Paul Heyman recently said this recently about Brock Lesnar’s run in the UFC: “Anything you saw him do, he did as an unhealthy man competing at the very top level on the face of the planet. Imagine what he could have done if he was 100-percent healthy.”
Whatever, Heyman. That’s an excuse that he shouldn’t be allowed to get away with. As Lesnar, a part-time pro wrestler, gets ready to fight John Cena at WWE Summerslam on Sunday, it’s worth taking a look at Lesnar rapid rise to stardom.

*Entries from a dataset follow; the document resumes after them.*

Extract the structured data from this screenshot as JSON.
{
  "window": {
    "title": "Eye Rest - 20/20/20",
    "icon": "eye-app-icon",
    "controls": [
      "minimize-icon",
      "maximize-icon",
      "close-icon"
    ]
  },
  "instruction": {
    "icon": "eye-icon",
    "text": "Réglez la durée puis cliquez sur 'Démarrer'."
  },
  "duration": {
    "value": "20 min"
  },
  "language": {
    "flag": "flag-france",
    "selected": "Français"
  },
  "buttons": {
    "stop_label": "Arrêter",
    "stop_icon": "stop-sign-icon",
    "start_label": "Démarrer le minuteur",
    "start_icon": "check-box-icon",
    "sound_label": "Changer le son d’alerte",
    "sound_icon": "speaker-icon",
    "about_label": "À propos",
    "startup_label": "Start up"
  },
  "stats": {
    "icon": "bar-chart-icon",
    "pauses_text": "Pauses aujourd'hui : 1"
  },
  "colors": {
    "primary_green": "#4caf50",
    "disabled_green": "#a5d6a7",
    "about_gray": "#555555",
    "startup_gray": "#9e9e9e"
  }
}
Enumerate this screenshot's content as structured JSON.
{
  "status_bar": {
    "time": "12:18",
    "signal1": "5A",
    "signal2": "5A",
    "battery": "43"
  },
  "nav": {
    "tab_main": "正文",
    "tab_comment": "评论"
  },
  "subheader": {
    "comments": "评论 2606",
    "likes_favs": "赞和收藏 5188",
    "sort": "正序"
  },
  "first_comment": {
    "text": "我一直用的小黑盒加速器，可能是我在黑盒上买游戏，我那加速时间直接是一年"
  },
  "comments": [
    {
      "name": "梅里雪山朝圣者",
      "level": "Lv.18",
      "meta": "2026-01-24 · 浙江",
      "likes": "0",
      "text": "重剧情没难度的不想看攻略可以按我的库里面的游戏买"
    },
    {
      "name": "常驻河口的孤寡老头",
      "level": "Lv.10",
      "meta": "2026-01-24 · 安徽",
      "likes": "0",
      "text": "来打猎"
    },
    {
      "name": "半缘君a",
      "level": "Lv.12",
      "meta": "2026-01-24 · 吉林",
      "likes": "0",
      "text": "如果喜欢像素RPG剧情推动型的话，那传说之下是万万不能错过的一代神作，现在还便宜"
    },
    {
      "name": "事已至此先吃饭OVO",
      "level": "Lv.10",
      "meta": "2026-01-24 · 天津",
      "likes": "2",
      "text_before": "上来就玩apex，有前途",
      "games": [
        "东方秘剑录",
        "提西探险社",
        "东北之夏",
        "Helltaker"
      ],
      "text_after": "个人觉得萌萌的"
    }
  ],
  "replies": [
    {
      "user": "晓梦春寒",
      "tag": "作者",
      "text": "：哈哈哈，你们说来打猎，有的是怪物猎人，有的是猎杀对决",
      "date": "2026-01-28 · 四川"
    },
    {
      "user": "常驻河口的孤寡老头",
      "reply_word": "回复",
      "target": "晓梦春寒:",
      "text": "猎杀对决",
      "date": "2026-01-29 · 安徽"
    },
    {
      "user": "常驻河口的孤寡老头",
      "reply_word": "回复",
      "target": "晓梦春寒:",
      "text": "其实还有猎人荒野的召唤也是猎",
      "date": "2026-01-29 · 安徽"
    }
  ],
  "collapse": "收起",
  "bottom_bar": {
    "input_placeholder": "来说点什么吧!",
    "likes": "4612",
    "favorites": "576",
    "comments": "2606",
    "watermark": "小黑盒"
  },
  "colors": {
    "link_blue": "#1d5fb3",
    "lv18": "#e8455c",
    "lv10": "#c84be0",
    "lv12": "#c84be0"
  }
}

It’s true that Lesnar battled a terrible case of diverticulitis and eventually had parts of his colon removed. There’s no doubt that the disease halted his UFC career after he defeated Heath Herring. But let’s be realistic about Lesnar. He got beat by Alistair Overeem, Cain Velasquez and Frank Mir, not because of his diverticulitis, but because he was a young, inexperienced fighter, who was rushed into the spotlight prematurely to boost the UFC’s brand and make a lot of money.
Lesnar was not ready for the top stars of the UFC division and he was beat pretty badly because of it.
It’s Heyman’s job to promote Lesnar and he has done a great job over the years. Heyman is to pro wrestling and microphone work what Jon Jones is to MMA; Heyman is the best at what he does.
But we know about Lesnar. For whatever reason he has always been handed opportunities that most other people wouldn’t have.
Lesnar won the UFC Heavyweight Championship in his third professional fight, one of which he tapped out in. That’s simply not fair. He beat Randy Couture, a man who first won the UFC Heavyweight Championship in 2007 — 11 years earlier.
Lesnar won four straight fights, against Herring, Couture, Frank Mir and Shane Carwin, before getting destroyed by Cain Velasquez and then Alistair Overeem.
He never made it out of the first round in the the Velasquez and Overeem fights. Lesnar, of course, retired after the Overeem knockout .
Lesnar’s biggest problem in MMA was that he could not take a punch and knew not how to bounce back if he was able to handle the power. Carwin would have knocked him out too had Carwin not gassed.
Lesnar started MMA at 30 years old. That’s really tough to do. He certainly was never a well-rounded fighter. He punched hard and you were pretty much in trouble if he landed on top of you.
Lesnar’s downfall in MMA was what also was his downfall in professional wrestling. Lesnar expected to be spoon-fed everything and when he wasn’t, he quit. In the WWE, he arrived to major fanfare as a former NCAA Division I wrestling champion and quickly was put into the main event. He defeated The Rock at Summerslam to win the WWE Championship.
Lesnar would eventually lose to The Big Show three months later. By 2004, Lesnar had left the WWE, losing his final match to Bill Goldberg, to pursue a career in the NFL. He was cut in camp by the Minnesota Vikings, before heading to wrestle in Japan.
In 2008, based on the huge name he had made in professional wrestling, UFC President Dana White signed him to a UFC deal. After lasting three years in the UFC, Lesnar returned to the WWE in 2012, where he has been gifted big wins and main event slots by the company. Lesnar, to the horror of wrestling fans the world over, defeated the Undertaker at WrestleMania, breaking his 21-year undefeated streak.
Lesnar’s story is incredible. He’s the only man to win the WWE, UFC and NCAA Division 1 Championships. He beat diverticulitis. He took up MMA at 30 and defeated the legendary Randy Couture. Those are all great accomplishments, but let’s look at for what it is. Lesnar likes it easy. He doesn’t like to travel. He enjoys a simple life. He But when things get tough, Lesnar usually finds something else to do.
He wasn’t dominant in the UFC for very long like Heyman imagines because he never should have been in that position in the first place and when he fought top competition, he lost, and took his ball and went home.